4. Impact on Policy and Governance

The decline in faith in democracy and the resulting political dynamics can significantly impact policy and governance. Governments may adopt short-term, populist policies to appease dissatisfied voters rather than pursuing long-term, sustainable solutions to complex issues like economic inequality, climate change, and social justice 3. Additionally, in countries facing significant economic and social challenges, such as Venezuela, the lack of faith in democracy could exacerbate existing crises and hinder effective governance 1.

5. Global Implications

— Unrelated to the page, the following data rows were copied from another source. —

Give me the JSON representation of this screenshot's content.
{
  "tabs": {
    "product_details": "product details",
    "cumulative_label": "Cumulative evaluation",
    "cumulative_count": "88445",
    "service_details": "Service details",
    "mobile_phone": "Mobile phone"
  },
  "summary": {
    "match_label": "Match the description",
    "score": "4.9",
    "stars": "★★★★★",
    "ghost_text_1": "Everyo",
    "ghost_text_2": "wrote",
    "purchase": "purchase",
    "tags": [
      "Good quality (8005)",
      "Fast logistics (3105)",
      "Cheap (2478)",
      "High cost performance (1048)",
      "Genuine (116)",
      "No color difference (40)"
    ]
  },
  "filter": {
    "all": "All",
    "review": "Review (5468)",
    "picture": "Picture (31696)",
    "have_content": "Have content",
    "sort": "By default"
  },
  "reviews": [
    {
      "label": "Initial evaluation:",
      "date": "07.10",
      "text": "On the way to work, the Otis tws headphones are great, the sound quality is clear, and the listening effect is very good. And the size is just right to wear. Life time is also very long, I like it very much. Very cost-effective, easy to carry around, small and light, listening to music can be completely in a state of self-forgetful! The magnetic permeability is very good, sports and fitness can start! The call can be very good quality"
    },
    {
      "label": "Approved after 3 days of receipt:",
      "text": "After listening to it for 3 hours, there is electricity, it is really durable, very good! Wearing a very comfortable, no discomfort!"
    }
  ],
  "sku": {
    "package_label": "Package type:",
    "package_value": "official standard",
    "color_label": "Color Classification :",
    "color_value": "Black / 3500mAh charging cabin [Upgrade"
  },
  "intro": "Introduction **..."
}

Given the interconnectedness of the global political landscape, the decline in faith in democracy in numerous countries could have broader implications for international relations, trade, and security 4. For instance, elections in geopolitically significant countries like the United States, India, and Mexico not only have domestic implications but also affect global geopolitics, economic stability, and international collaborations on issues like climate change and security 4.

In Conclusion…

The decline in faith in democracy across many countries, coinciding with a significant number of elections in 2024, presents a critical juncture for the global community. It underscores the need for democratic reforms that address public grievances, enhance the inclusivity and effectiveness of democratic institutions, and rebuild trust in the democratic process.

What can you do that would demonstrate your support of and belief in democracy? Where you can, vote – a good way to offer a pathway towards renewing democratic faith and strengthening democratic governance in your part of the world.

Related reading:


Citations: